● **Exercise description**: Your copy should match the listing below word for word, with no images in it.

● **Task input**:
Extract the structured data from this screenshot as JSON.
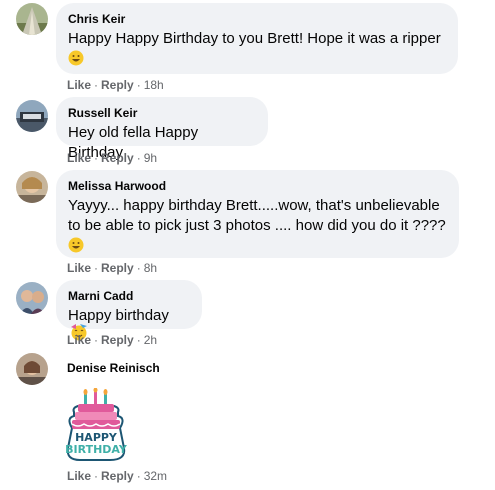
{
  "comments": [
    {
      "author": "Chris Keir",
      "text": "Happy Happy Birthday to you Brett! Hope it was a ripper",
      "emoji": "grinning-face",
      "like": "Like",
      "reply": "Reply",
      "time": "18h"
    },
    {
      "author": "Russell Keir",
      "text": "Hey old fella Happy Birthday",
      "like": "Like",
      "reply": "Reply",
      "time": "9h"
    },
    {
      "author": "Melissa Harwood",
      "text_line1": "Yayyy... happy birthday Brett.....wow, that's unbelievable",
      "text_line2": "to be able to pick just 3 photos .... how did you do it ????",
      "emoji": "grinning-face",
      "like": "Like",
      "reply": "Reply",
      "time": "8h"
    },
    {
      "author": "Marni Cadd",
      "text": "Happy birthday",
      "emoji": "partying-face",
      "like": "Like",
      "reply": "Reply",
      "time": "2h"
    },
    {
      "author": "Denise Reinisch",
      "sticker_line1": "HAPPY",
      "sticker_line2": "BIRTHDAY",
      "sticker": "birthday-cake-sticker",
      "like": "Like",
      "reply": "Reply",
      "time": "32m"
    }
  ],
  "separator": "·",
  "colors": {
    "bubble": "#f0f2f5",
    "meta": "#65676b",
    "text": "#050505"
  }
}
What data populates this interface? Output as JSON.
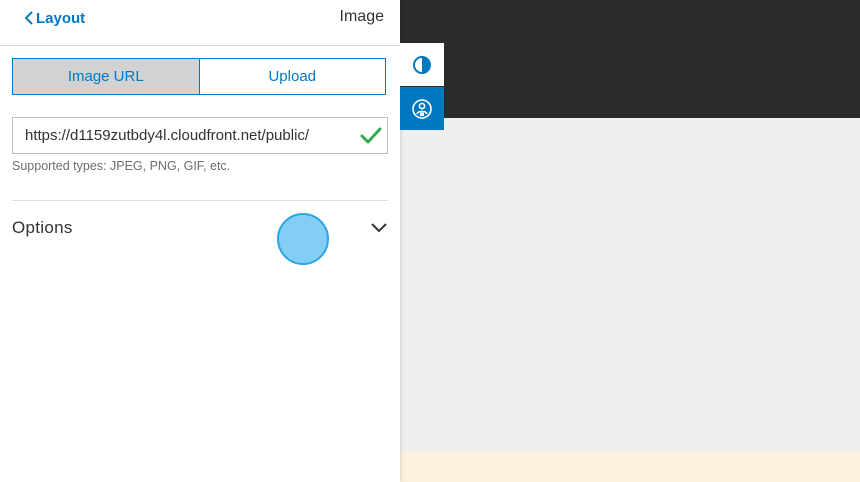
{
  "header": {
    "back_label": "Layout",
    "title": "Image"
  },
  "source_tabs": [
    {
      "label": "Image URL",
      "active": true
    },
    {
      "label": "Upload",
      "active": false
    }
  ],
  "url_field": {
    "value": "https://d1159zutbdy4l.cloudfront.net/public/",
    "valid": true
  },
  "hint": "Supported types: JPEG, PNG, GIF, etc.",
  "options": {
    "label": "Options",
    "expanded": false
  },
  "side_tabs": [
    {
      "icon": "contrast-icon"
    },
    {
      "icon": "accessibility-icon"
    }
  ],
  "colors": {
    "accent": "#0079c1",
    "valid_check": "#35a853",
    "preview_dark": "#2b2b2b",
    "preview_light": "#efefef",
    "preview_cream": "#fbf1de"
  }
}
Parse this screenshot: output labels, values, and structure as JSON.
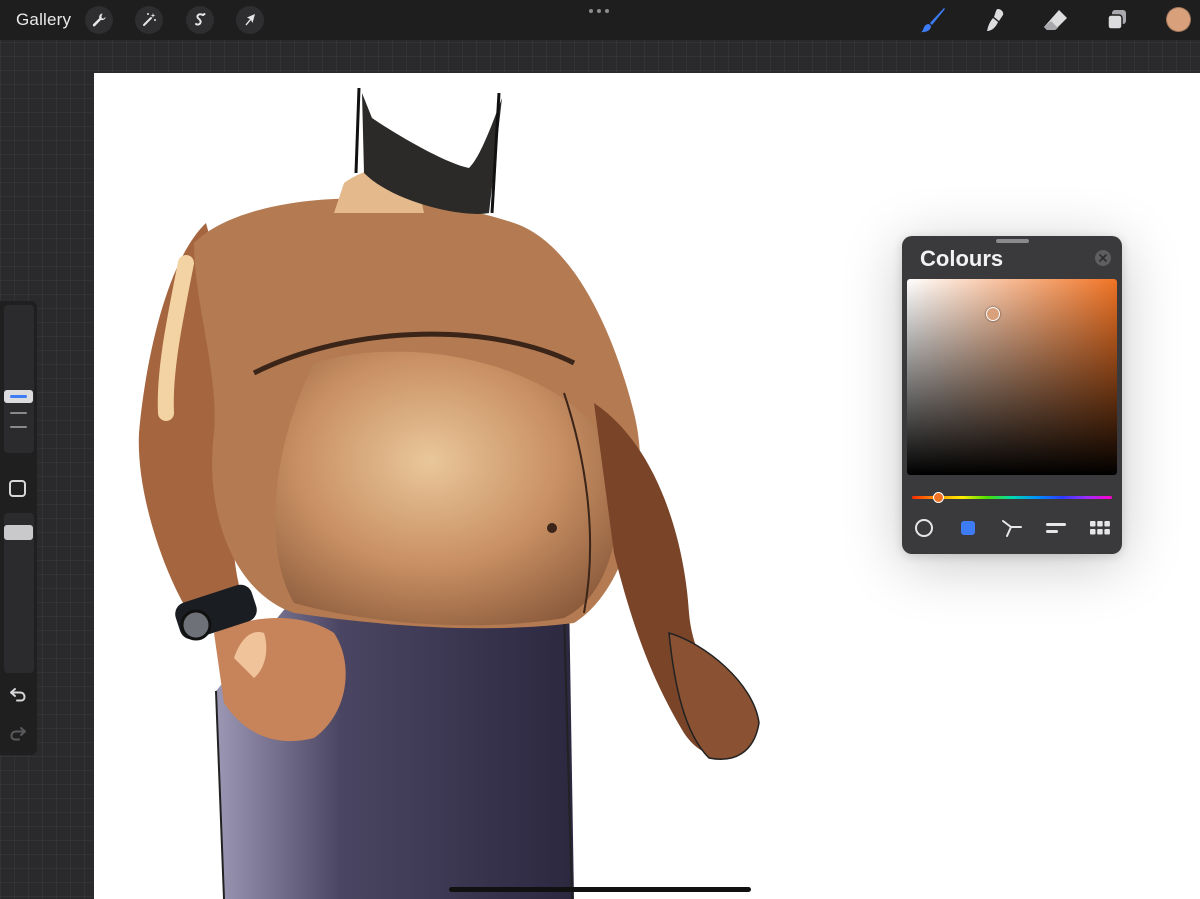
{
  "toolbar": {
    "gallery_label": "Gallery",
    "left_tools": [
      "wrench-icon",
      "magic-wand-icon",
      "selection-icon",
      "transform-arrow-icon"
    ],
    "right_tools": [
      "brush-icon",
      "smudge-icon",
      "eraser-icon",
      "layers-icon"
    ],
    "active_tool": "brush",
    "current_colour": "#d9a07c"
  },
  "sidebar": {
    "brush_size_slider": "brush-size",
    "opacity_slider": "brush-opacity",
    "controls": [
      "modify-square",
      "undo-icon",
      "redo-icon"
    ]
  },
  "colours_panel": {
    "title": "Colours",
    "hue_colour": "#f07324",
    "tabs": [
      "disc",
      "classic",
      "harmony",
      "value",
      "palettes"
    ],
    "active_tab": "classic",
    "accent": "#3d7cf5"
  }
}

● **Answer for the task**:
Extract the structured data from this screenshot as JSON.
{
  "comments": [
    {
      "author": "Chris Keir",
      "text": "Happy Happy Birthday to you Brett! Hope it was a ripper",
      "emoji": "grinning-face",
      "like": "Like",
      "reply": "Reply",
      "time": "18h"
    },
    {
      "author": "Russell Keir",
      "text": "Hey old fella Happy Birthday",
      "like": "Like",
      "reply": "Reply",
      "time": "9h"
    },
    {
      "author": "Melissa Harwood",
      "text_line1": "Yayyy... happy birthday Brett.....wow, that's unbelievable",
      "text_line2": "to be able to pick just 3 photos .... how did you do it ????",
      "emoji": "grinning-face",
      "like": "Like",
      "reply": "Reply",
      "time": "8h"
    },
    {
      "author": "Marni Cadd",
      "text": "Happy birthday",
      "emoji": "partying-face",
      "like": "Like",
      "reply": "Reply",
      "time": "2h"
    },
    {
      "author": "Denise Reinisch",
      "sticker_line1": "HAPPY",
      "sticker_line2": "BIRTHDAY",
      "sticker": "birthday-cake-sticker",
      "like": "Like",
      "reply": "Reply",
      "time": "32m"
    }
  ],
  "separator": "·",
  "colors": {
    "bubble": "#f0f2f5",
    "meta": "#65676b",
    "text": "#050505"
  }
}
What data populates this interface? Output as JSON.
{
  "header": {
    "back_label": "Layout",
    "title": "Image"
  },
  "source_tabs": [
    {
      "label": "Image URL",
      "active": true
    },
    {
      "label": "Upload",
      "active": false
    }
  ],
  "url_field": {
    "value": "https://d1159zutbdy4l.cloudfront.net/public/",
    "valid": true
  },
  "hint": "Supported types: JPEG, PNG, GIF, etc.",
  "options": {
    "label": "Options",
    "expanded": false
  },
  "side_tabs": [
    {
      "icon": "contrast-icon"
    },
    {
      "icon": "accessibility-icon"
    }
  ],
  "colors": {
    "accent": "#0079c1",
    "valid_check": "#35a853",
    "preview_dark": "#2b2b2b",
    "preview_light": "#efefef",
    "preview_cream": "#fbf1de"
  }
}
Parse this screenshot: output labels, values, and structure as JSON.
{
  "toolbar": {
    "gallery_label": "Gallery",
    "left_tools": [
      "wrench-icon",
      "magic-wand-icon",
      "selection-icon",
      "transform-arrow-icon"
    ],
    "right_tools": [
      "brush-icon",
      "smudge-icon",
      "eraser-icon",
      "layers-icon"
    ],
    "active_tool": "brush",
    "current_colour": "#d9a07c"
  },
  "sidebar": {
    "brush_size_slider": "brush-size",
    "opacity_slider": "brush-opacity",
    "controls": [
      "modify-square",
      "undo-icon",
      "redo-icon"
    ]
  },
  "colours_panel": {
    "title": "Colours",
    "hue_colour": "#f07324",
    "tabs": [
      "disc",
      "classic",
      "harmony",
      "value",
      "palettes"
    ],
    "active_tab": "classic",
    "accent": "#3d7cf5"
  }
}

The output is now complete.